Another game, another loss. Since coming back from Sweden, the Senators haven’t looked very great, and that carried on into tonight’s game against the New York Islanders. You could maybe forgive the Sens’ lack of jump since it was the second half of a back-to-back, but considering they’d lost five in a row, you would’ve hoped for a better effort.
The Sens welcomed back Zack Smith, meaning Nick Paul and his... penalty killing game?... will likely head back to the AHL soon. Also returning was Fredrik Claesson, who apparently wasn’t allowed to play on his birthday, with Thomas Chabot the healthy scratch.
The first period started off slow, and started the game-long trend of lots of penalties. The Senators actually held their own to start the period, but then Guy Boucher, with the power of his last change, decided to put Nate Thompson, Cody Ceci, and Dion Phaneuf out there (with Jean-Gabriel Pageau and Mike Hoffman) against the John Tavares line, with predictable results. The Sens were held in their own zone for a long time, and it started a trend of the Sens being behind in the game. They were forced into two penalties, but some strong goaltending from Craig Anderson kept them in the game. Ottawa did manage a post and an earned powerplay of their own late in the period, but overall Ottawa was lucky to still be tied with the Islanders.
The second period featured five (!!) more powerplays, three for the Sens and two for the Isles. However, the Isles got the only goal of the period, partly due to the Sens still looking lost on the powerplay. I’m hardly an expert on powerplays (or anything related to hockey strategy), but I can’t imagine never having net-front presence until after the shot is taken is a great idea. The Sens seem insistent on having little movement, and keeping three guys above the faceoff dots most of the time. The Sens in all honesty generated very little in terms of quality chances during the period.
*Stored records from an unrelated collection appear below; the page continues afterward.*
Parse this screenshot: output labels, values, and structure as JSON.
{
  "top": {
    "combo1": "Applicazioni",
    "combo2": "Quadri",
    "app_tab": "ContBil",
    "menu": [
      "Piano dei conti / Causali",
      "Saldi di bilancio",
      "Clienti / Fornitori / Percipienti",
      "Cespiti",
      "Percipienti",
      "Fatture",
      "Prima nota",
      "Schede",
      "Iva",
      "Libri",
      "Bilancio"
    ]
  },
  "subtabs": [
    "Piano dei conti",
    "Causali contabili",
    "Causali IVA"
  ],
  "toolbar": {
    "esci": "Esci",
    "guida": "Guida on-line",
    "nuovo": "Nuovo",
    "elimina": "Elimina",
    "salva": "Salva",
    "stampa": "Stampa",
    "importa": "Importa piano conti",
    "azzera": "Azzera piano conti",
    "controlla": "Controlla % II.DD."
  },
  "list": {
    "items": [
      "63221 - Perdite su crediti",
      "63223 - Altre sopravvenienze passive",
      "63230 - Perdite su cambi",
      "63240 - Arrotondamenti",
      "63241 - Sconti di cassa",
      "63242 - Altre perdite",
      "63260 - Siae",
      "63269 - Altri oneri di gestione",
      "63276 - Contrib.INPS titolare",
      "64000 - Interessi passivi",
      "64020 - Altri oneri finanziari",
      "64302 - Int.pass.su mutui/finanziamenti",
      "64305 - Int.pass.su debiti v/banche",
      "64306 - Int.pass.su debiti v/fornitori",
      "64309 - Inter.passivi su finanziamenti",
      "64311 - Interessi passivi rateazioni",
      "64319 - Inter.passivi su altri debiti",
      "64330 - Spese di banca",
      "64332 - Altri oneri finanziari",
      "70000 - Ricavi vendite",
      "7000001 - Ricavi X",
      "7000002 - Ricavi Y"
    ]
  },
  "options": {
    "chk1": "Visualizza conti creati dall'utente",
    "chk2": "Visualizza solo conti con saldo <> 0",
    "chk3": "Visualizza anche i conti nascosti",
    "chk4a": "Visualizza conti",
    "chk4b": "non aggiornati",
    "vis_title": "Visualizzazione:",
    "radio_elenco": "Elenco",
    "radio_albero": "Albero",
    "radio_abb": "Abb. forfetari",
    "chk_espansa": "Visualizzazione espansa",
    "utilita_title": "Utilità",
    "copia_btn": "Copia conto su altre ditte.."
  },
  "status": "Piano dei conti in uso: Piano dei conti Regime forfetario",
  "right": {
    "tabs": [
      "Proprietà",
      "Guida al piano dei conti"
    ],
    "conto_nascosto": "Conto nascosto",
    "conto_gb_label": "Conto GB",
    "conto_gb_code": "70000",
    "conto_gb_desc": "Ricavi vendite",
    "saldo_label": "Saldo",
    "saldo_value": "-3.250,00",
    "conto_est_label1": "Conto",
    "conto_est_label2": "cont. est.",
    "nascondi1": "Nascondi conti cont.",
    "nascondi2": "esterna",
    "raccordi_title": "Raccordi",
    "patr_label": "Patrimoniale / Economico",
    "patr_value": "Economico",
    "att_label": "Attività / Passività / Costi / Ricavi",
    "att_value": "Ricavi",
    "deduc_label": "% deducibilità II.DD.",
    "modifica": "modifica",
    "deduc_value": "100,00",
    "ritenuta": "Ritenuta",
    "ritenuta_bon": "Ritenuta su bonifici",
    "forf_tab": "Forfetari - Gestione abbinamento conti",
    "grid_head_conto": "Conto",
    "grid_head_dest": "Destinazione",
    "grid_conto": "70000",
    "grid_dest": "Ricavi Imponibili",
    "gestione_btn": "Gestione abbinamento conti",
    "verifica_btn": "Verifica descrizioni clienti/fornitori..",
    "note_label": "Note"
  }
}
They played with none of the urgency you’d expect from a team on a five-game losing streak.
Also, Anders Lee was credited with the Isles’ goal eventually after being an effective net-front presence (hint hint), screening Anderson, and tipping a Josh Bailey shot home.
The third period saw three more penalties. The first went to Alexandre Burrows, who most of the time I willfully forget even plays for this team. Then Anderson sold a goalie interference penalty on Jordan Eberle just as the puck entered the net (though incidental contact was a big part of the play, and the goal shouldn’t have counted either way). Cal Clutterbuck also took a penalty I forgot. However, the Isles’ PK was great and the Sens got even less going than usual on these last two.
Jordan Eberle would all but seal it with 6 minutes left. After Matthew Barzal skated two laps around the Sens zone, he dished to Nick Leddy who found Eberle in the slot. Andy committed to the shot, and Eberle backhanded it to the open side. Ottawa would find life though, when Matt Duchene of all people finally got a point. He picked up a rebound on the doorstep and potted it, ending what was likely the most bothersome scoring drought of his career. That energized the team and the crowd, with the Sens pouring on the pressure for the last few minutes, but they couldn’t get the tying goal. It would’ve been nice to see that urgency for more than 145 seconds, but hey, it also would be nice to not have so many losses in a row.
- Guy Boucher actually seemed to start giving Duchene skilled linemates like Hoffman and Stone. Duchene’s goal came when he got to play with Brassard and Stone. Funny how playing good players together leads to good things.
- Mike Hoffman finished the night with 8 shots on goal and 1000 misses. Derick Brassard had 9 shots on goal.
- Erik Karlsson seemed to bobble the puck a few times on the night, and at least twice failed to hold the puck onside when receiving a pass at the blue line. His skating seemed off since he came back, but most of the rest of his game looked good until tonight. He smashed his stick after the game ended, so maybe he’s also frustrated he’s not playing at 100%.
- I realized mid-way through the third that I hadn’t noticed Mark Stone at all in this game. That’s a couple games of inivisibility I’ve seen for Ottawa’s best forward. This team’s not going to be good if he’s not playing well.